What makes a deal “off-market” when the offering is being shared on LinkedIn or broadcasted (“marketed?”) on real estate search engines and web platforms designed for mass distribution?
Once, an off-market disposition strategy was generally employed for speed or discretion. A seller would show a deal to a select few known-closers to dispose quickly, “save” a small broker fee, or avoid alerting sensitive parties to a sale. The buyer would receive an exclusive (or semi-exclusive) look at a deal in exchange for confidentiality and speed.

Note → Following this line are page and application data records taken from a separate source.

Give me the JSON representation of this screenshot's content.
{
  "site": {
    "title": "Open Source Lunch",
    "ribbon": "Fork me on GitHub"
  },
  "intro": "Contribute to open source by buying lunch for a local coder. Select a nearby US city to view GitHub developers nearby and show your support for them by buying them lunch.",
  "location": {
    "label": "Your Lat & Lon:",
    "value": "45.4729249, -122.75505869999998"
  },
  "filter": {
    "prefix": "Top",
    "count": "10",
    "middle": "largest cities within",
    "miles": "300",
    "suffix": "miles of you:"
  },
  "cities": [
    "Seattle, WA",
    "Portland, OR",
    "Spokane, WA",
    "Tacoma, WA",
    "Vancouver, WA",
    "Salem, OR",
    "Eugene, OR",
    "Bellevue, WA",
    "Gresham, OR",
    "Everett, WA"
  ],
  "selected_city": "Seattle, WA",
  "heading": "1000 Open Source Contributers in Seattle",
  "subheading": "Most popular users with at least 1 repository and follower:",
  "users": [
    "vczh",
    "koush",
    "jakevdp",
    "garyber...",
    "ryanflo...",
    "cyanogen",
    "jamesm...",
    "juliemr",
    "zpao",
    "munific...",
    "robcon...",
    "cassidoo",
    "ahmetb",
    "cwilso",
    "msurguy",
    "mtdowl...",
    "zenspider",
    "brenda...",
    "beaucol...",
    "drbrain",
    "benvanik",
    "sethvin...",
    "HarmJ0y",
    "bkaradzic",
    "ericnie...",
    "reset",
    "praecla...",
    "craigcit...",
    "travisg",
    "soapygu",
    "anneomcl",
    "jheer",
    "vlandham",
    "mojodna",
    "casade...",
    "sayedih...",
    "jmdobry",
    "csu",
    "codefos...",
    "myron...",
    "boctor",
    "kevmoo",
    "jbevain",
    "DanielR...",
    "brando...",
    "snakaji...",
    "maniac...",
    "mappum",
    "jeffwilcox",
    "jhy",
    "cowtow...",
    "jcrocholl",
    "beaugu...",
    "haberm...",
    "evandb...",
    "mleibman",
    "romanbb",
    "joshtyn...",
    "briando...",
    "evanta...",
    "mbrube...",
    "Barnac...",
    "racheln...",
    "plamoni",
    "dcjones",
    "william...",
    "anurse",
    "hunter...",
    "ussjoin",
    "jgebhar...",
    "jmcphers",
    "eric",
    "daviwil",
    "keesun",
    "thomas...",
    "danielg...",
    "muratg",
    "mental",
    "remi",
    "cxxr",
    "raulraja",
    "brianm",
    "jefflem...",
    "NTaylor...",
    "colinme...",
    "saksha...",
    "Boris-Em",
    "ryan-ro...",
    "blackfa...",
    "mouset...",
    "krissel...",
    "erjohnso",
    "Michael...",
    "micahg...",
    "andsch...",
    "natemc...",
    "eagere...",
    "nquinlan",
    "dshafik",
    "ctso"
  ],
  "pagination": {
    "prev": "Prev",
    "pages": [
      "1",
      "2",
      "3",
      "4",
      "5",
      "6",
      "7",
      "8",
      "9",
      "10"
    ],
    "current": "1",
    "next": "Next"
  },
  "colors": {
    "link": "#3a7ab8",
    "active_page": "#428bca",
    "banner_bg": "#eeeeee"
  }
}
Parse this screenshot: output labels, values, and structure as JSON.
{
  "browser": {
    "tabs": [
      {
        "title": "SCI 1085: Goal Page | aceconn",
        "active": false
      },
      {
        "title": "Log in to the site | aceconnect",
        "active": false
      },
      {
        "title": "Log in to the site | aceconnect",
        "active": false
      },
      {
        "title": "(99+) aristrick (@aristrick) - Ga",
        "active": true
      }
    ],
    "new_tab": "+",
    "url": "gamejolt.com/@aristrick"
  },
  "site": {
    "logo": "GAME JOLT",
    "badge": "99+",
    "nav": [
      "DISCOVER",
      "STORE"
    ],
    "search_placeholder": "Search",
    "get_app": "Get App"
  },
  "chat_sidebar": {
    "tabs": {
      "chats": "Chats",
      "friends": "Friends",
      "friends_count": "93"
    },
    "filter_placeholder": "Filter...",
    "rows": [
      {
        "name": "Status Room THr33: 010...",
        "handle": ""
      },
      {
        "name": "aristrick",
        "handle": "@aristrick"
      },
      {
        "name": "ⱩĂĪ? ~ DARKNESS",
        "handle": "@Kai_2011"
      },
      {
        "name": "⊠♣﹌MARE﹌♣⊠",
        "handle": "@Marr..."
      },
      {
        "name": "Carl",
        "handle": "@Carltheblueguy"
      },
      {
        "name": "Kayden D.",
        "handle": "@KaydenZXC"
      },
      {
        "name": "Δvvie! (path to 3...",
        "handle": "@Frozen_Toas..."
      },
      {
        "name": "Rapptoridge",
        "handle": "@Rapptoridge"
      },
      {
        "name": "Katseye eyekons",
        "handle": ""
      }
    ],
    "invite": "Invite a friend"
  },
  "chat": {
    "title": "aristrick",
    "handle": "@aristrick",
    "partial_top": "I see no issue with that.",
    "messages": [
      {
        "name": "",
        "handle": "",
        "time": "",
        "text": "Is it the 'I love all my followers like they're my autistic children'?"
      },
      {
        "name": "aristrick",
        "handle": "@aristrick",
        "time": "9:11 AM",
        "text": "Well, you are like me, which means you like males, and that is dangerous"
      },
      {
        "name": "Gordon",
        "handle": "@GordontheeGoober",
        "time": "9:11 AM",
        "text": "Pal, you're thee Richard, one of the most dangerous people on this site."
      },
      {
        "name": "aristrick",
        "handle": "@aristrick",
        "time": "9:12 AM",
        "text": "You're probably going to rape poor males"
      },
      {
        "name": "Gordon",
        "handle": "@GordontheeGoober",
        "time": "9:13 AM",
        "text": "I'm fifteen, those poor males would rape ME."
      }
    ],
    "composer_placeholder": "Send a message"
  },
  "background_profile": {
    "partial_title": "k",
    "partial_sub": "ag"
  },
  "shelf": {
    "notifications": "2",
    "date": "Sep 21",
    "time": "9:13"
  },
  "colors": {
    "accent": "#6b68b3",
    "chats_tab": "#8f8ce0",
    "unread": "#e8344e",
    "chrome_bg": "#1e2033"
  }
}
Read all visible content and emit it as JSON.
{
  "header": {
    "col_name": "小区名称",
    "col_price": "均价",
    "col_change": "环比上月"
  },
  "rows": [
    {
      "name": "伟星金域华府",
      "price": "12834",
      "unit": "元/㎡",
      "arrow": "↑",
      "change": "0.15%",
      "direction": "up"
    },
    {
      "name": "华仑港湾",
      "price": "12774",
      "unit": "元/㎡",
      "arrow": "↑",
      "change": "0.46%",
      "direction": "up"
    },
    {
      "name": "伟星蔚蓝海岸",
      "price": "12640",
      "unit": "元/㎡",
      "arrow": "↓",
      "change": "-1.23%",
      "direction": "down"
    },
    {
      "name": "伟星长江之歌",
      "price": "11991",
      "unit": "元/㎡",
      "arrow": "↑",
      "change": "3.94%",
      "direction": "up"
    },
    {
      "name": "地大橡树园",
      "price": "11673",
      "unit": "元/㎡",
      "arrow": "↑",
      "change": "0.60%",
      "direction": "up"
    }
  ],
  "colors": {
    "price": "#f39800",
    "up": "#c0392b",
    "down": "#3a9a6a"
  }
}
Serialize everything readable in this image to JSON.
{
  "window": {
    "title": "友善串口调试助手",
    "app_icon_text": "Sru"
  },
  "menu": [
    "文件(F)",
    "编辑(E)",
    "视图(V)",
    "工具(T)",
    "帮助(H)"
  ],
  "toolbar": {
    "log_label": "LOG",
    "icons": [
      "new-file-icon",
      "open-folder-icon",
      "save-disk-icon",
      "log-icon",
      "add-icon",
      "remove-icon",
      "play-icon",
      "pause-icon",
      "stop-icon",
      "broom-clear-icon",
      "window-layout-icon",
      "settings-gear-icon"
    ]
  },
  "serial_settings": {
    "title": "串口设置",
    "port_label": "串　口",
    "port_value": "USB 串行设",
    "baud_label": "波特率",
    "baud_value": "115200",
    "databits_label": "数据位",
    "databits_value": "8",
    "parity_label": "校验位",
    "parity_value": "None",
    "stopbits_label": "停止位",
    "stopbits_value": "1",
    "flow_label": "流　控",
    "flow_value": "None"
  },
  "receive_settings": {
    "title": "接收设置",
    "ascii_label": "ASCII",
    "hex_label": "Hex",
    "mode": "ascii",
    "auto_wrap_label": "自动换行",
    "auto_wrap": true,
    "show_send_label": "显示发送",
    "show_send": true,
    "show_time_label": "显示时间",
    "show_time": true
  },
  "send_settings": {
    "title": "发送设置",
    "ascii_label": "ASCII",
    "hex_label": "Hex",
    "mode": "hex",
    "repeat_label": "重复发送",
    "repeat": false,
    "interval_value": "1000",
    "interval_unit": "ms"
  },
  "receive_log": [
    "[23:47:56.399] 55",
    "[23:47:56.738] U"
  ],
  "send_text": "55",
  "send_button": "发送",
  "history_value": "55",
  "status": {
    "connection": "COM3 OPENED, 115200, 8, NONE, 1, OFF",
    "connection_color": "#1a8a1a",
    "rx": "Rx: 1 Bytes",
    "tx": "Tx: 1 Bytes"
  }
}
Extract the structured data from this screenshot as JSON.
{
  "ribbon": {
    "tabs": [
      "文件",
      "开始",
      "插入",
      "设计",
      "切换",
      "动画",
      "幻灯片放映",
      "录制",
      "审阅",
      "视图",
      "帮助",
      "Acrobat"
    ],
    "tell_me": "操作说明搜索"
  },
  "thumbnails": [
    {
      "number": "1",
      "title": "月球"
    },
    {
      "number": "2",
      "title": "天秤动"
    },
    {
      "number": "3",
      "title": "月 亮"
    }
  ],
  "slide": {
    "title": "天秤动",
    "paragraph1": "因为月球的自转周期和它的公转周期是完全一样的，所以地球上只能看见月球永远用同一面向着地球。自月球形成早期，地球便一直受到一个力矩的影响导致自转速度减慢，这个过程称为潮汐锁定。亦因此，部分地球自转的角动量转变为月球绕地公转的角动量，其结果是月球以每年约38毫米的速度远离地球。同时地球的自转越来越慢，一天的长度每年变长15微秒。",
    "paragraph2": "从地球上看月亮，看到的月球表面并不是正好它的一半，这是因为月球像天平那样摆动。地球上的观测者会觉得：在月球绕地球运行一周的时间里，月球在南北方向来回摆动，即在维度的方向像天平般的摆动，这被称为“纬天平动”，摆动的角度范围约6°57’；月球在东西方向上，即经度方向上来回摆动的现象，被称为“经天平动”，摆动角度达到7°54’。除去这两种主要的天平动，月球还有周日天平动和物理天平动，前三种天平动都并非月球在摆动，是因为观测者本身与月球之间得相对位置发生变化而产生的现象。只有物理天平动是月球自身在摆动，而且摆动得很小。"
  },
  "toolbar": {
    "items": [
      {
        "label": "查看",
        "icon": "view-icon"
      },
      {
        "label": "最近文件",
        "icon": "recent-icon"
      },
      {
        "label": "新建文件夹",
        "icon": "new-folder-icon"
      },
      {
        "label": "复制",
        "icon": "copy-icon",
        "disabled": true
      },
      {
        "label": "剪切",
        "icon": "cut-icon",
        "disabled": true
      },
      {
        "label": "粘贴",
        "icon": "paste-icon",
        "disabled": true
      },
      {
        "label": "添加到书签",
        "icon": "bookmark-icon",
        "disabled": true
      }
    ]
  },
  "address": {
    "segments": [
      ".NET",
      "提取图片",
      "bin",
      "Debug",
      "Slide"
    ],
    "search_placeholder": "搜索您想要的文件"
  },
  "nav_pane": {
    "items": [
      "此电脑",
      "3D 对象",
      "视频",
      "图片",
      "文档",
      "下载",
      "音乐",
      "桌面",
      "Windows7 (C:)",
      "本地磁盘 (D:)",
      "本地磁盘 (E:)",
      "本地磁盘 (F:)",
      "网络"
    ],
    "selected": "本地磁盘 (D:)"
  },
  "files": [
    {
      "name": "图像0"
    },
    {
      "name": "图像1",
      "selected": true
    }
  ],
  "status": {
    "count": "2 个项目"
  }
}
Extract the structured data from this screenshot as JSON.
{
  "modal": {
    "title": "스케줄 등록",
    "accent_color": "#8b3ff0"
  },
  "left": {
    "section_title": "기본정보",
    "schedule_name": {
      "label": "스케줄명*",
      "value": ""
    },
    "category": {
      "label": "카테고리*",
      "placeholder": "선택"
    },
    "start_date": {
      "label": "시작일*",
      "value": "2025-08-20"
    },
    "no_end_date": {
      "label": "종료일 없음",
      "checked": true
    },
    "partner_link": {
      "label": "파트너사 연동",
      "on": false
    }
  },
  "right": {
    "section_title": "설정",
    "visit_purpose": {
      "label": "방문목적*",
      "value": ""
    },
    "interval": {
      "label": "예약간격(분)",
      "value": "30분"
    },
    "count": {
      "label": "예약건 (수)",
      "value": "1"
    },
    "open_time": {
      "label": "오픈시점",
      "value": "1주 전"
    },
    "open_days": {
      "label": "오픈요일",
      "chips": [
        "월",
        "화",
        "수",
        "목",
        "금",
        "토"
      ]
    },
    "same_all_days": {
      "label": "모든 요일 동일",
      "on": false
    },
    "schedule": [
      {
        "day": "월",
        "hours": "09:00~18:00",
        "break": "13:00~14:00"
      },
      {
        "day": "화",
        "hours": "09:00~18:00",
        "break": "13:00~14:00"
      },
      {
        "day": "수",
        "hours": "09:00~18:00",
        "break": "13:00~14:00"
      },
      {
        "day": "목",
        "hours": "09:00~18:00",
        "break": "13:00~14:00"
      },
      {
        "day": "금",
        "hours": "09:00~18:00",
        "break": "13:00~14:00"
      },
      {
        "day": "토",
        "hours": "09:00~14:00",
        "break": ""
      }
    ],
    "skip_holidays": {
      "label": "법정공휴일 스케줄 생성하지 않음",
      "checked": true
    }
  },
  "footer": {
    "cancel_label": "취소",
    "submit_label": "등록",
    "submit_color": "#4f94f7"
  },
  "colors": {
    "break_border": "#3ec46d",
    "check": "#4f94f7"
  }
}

Sometimes a buyer could negotiate an opportunistic price for their willingness to navigate unique situations, or a discount could be a result of a seller failing to price the property in the open market (offsetting any “saved” commissions).
Today “off-market” deals are broadcasted and promoted on social networks, real estate search engines, and mass marketing campaigns to unknown entities. Where the deal type was once Match.com – a way for qualified and compatible parties to privately connect – the off-market space has sometimes devolved into Ashley Madison – a forum for nebulous characters and activity.
When thousands of buyers can access the same deal, what makes it “off-market” and what other challenges and questions emerge?
- How many other buyers are reviewing the opportunity, and how many have already walked away?
- Is there a daisy-chain of brokers and platforms “representing” the deal and opening the door for fee disputes and market confusion?
- Am I negotiating with a party that has any authority with the seller? Will a potential offer be received appropriately?
- Is the provided deal information: based on reasonable assumptions, from the seller, and accurate?
- Is the seller motivated, or did they simply tell an inquiring party: “I’m not in the market, but I would consider selling if I could get (insert unreasonable price)”?
- Is the deal a repackaged version of someone else’s listing?
Real off-market circumstances still exist – and some great brokers have unique access to those opportunities. However, the term is often used as click-bait for a party to either engage with buyers when a lack of an exclusive listing won’t allow them or to give sizzle to an otherwise unappetizing deal.
Instead of looking for a needle in the large and sometimes deceptive haystack, use targeted search parameters to find the ideal property on Crexi’s online marketplace. Crexi is the best way for buyers to utilize technology to discover real commercial deal opportunities with the nation’s best brokers. Our aggregated marketplace has over 300,000 verified listings (and is exponentially growing). Speaking with the top listing brokers and demonstrating an understanding of the market and an ability to execute, remains the best way to get exposed to every deal in a market including the oft-elusive truly off-market opportunity.